In the records that come next, find every line with "Library". Return those lines.

==== MATERIAL FOR THIS EXERCISE ====

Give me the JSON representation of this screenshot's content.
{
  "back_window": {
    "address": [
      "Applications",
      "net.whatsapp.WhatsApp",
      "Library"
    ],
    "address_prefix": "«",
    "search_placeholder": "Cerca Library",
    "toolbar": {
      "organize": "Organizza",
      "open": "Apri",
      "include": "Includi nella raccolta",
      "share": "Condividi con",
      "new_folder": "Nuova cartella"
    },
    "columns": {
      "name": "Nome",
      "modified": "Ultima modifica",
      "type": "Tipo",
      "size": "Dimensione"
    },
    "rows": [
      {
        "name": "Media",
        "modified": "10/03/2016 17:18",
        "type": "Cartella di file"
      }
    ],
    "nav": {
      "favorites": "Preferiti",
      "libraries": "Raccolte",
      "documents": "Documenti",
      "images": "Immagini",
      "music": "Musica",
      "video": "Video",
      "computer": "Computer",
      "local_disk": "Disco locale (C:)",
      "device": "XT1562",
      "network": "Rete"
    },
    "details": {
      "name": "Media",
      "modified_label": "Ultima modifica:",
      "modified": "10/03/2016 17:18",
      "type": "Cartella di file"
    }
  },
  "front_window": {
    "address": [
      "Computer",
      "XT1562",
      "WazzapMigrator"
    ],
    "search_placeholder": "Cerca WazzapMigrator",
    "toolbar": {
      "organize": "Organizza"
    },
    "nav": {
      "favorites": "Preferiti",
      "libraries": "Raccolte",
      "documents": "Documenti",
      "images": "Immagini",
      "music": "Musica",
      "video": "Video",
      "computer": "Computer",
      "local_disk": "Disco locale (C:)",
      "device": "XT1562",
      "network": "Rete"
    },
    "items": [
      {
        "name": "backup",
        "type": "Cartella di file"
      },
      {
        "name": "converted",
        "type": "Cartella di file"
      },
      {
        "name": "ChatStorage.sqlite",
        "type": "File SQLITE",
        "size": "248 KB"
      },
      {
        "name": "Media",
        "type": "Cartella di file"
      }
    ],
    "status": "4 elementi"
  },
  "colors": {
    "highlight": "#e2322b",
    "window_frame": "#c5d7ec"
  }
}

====

* [OUTPUT FOR THIS TASK]:
      "Library"
    "search_placeholder": "Cerca Library",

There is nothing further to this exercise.